If you are a freelancer who gets paid by the hour, you might have used time-tracking apps (like Harvest) before. In fact, you might have already gone through the majority of them and decided on your favorite, but we come here today to change that, maybe.
We’re bringing you a look of the newest Harvest addition, the Harvest for Mac client, which expands on the web service’s features and brings them to your desktop.
Harvest is a popular time-tracking web service that has been around for quite some time now. What’s so interesting about it is that it goes far beyond just being a time-tracker, and might as well be referred to as a full-on project manager. It lets you keep track of different projects, work on them with other users, keep up with timesheets, and even invoice for your completed work.
Everything I’ve described sure sounds wonderful, however, using the app means having it working through a window in your browser, which doesn’t sound as appealing if you’re a fan of native apps. There’s been some widgets and other types of apps that work as Harvest clients, but none of them really provide a full experience like the web app does. Which brings us to newest addition to the Harvest family…
Harvest for Mac
Harvest for Mac is a client for the web service, built by Harvest itself and with all the great features that you would expect from the official Mac Harvest app. As the developer puts it, it was built with 3 goals in mind, and they all quite describe the app very well:
- Lightweight: One of the main cons for Harvest is that running it from the browser is not exactly fast or convenient. So, the Mac app was built keeping simplicity in mind, and letting the users focus on what really matters: work.
- Visible: As you are working, Harvest is always ready to show you what matters the most, the time you’ve spent on the current project. That’s the advantage of having Harvest for Mac be a menu bar app.
- Smart: One of the coolest features of the app, is that it can tell when you might be away from your computer, so that it only tracks what’s really happening.
Harvest for Mac runs primarily on your menu bar, and although everything we’ve described makes it an excellent app for tracking time, it does not substitute the web service for the app. It’s simply a very cool device to keep it up with your work, but your project managing, and invoicing must still be done through the web-service. Let’s get a little deeper into the features.
Harvest’s icon in the menu-bar is divided into two parts: one with the time spent on the current project, and another with an “H” that works as a start/stop button for your active timer. Inside the menu, you can find options for starting new timers, continuing old ones, showing the timesheet, launching the web app, or showing the preferences.
While starting a new timer, you’ll be able to select from your existing projects and the task that you’ll be performing from it. You can also add notes to the timer being created, and the duration (if it has any set one).
Once you have a timer running, one of the coolest things that the app can do is register when there is no activity from your cursor, and it can then ask you when you come back if you’d like the app to consider the time you spent away from your computer, or to substract it from the count. This is so that your timesheets are not inaccurate in case you forget to turn off the timer while leaving for lunch or anything similar.

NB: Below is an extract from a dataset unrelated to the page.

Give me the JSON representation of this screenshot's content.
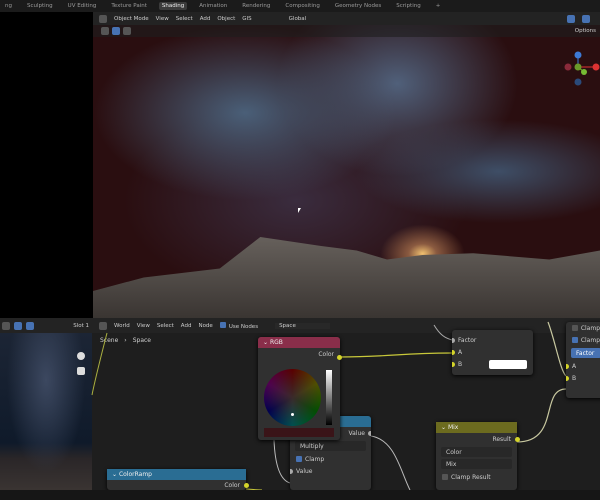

The timesheet is another part of the app where you can review all of your recent (and even not so recent) activity. You can navigate it by days, each day showing a list of the projects that you worked on, as well as the time spent in it.

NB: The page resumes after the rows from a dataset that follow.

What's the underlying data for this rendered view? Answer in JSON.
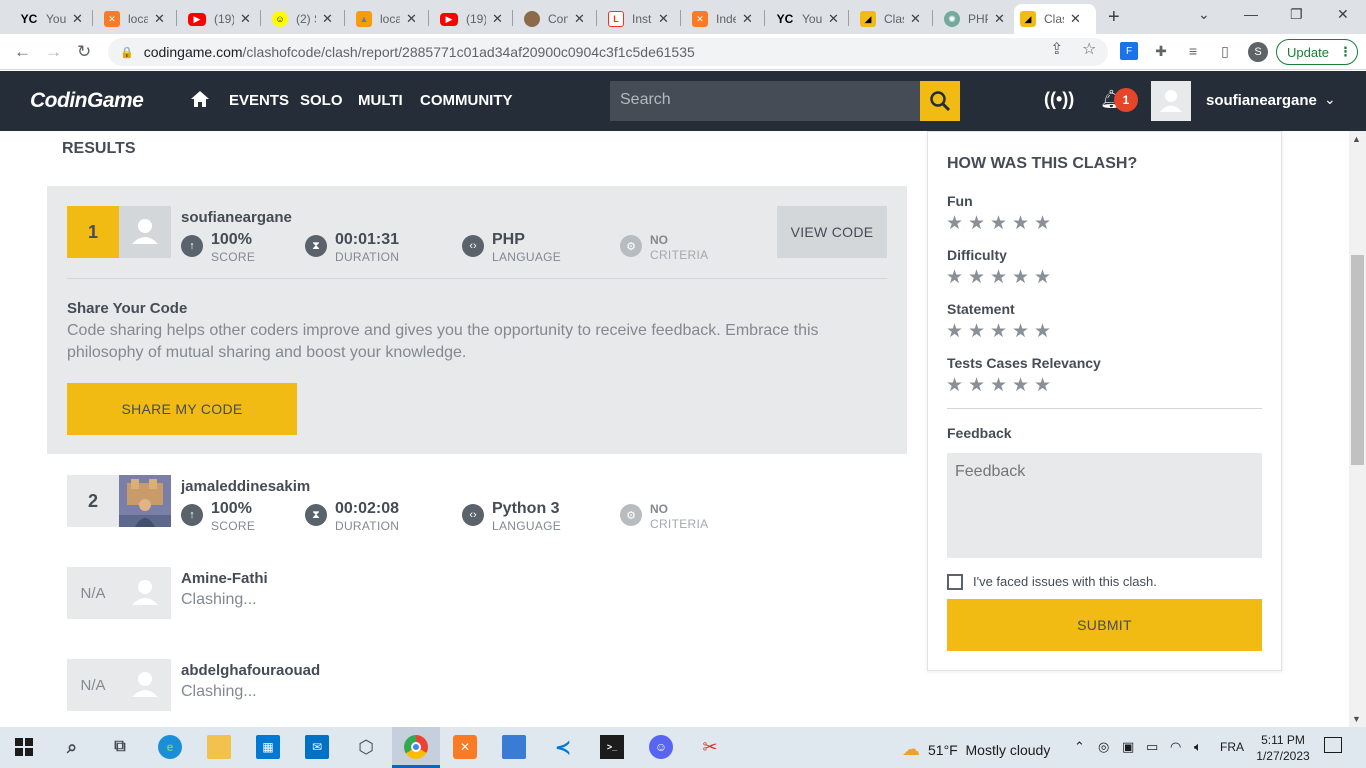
{
  "browser": {
    "tabs": [
      {
        "label": "You",
        "icon": "yc-icon",
        "text": "YC"
      },
      {
        "label": "loca",
        "icon": "xampp-icon",
        "text": ""
      },
      {
        "label": "(19)",
        "icon": "youtube-icon",
        "text": ""
      },
      {
        "label": "(2) S",
        "icon": "snapchat-icon",
        "text": ""
      },
      {
        "label": "loca",
        "icon": "phpmyadmin-icon",
        "text": ""
      },
      {
        "label": "(19)",
        "icon": "youtube-icon",
        "text": ""
      },
      {
        "label": "Con",
        "icon": "avatar-icon",
        "text": ""
      },
      {
        "label": "Inst",
        "icon": "laravel-icon",
        "text": ""
      },
      {
        "label": "Inde",
        "icon": "xampp-icon",
        "text": ""
      },
      {
        "label": "You",
        "icon": "yc-icon",
        "text": "YC"
      },
      {
        "label": "Clas",
        "icon": "codingame-icon",
        "text": ""
      },
      {
        "label": "PHP",
        "icon": "chatgpt-icon",
        "text": ""
      },
      {
        "label": "Clas",
        "icon": "codingame-icon",
        "text": ""
      }
    ],
    "url_host": "codingame.com",
    "url_path": "/clashofcode/clash/report/2885771c01ad34af20900c0904c3f1c5de61535",
    "profile_initial": "S",
    "update_label": "Update"
  },
  "nav": {
    "logo_part1": "Codin",
    "logo_part2": "Game",
    "items": [
      "EVENTS",
      "SOLO",
      "MULTI",
      "COMMUNITY"
    ],
    "search_placeholder": "Search",
    "notif_count": "1",
    "username": "soufianeargane"
  },
  "results": {
    "title": "RESULTS",
    "players": [
      {
        "rank": "1",
        "name": "soufianeargane",
        "score": "100%",
        "score_lbl": "SCORE",
        "duration": "00:01:31",
        "duration_lbl": "DURATION",
        "language": "PHP",
        "language_lbl": "LANGUAGE",
        "criteria": "NO",
        "criteria_lbl": "CRITERIA"
      },
      {
        "rank": "2",
        "name": "jamaleddinesakim",
        "score": "100%",
        "score_lbl": "SCORE",
        "duration": "00:02:08",
        "duration_lbl": "DURATION",
        "language": "Python 3",
        "language_lbl": "LANGUAGE",
        "criteria": "NO",
        "criteria_lbl": "CRITERIA"
      },
      {
        "rank": "N/A",
        "name": "Amine-Fathi",
        "status": "Clashing..."
      },
      {
        "rank": "N/A",
        "name": "abdelghafourаouad",
        "status": "Clashing..."
      }
    ],
    "view_code_label": "VIEW CODE",
    "share_title": "Share Your Code",
    "share_desc": "Code sharing helps other coders improve and gives you the opportunity to receive feedback. Embrace this philosophy of mutual sharing and boost your knowledge.",
    "share_button": "SHARE MY CODE"
  },
  "feedback": {
    "title": "HOW WAS THIS CLASH?",
    "ratings": [
      "Fun",
      "Difficulty",
      "Statement",
      "Tests Cases Relevancy"
    ],
    "star_rating_value": 0,
    "feedback_label": "Feedback",
    "feedback_placeholder": "Feedback",
    "issues_label": "I've faced issues with this clash.",
    "submit_label": "SUBMIT"
  },
  "taskbar": {
    "weather_temp": "51°F",
    "weather_desc": "Mostly cloudy",
    "lang": "FRA",
    "time": "5:11 PM",
    "date": "1/27/2023"
  },
  "colors": {
    "accent": "#f2bb13",
    "nav_bg": "#252e38",
    "panel_bg": "#e7e9eb",
    "text": "#454c55"
  }
}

From the timesheet you can also modify any logged activity, from the project title to the time worked in it. You can as well add timers/projects, just like you can from the menu bar.
While Harvest for Mac is a free app, using Harvest’s service is not (and obviously, you need to be subscribed to be able to use the Mac app). I’ve never really been a fan of the pricing that these type of project-management apps usually go for, especially if you are a freelancer who is paying for the service by yourself, instead of being provided with it by a company that you work for.
Harvest has 3 subscription tiers. The “Solo” one goes for $12 dollars and has pretty much anything that you would need to work with a small team of people (3 or less). The following plans get a bit pricier and bigger, and are only appropriate for bigger businesses with more employees, although they all offer sort of the same functionality (except for the timesheet approval, which is only available on the two pricier plans).
Online invoicing, reports, time-tracking and budget management might be useful if your freelance work relies heavily on hourly payments and constant invoicing. You might also look into one of these apps if you’re running a small business and would like to keep everyone in track and organized. But for some of us, it isn’t as primordial, especially not for its price.
If you are thinking about subscribing to a service like this, you might want to try out their 30-day free trial and see how much use you get out of it. You might be surprised as to how much time it saves you while invoicing, or how much more focused you become once you know you are being tracked. Or maybe it won’t work at all for you.
Like I said, a service like this might be quite a timesaver depending on the type of work you do. Harvest for Mac is a nice app for users of the service, although I’m not sure it could bring over users of similar services solely based on itself. What do you think?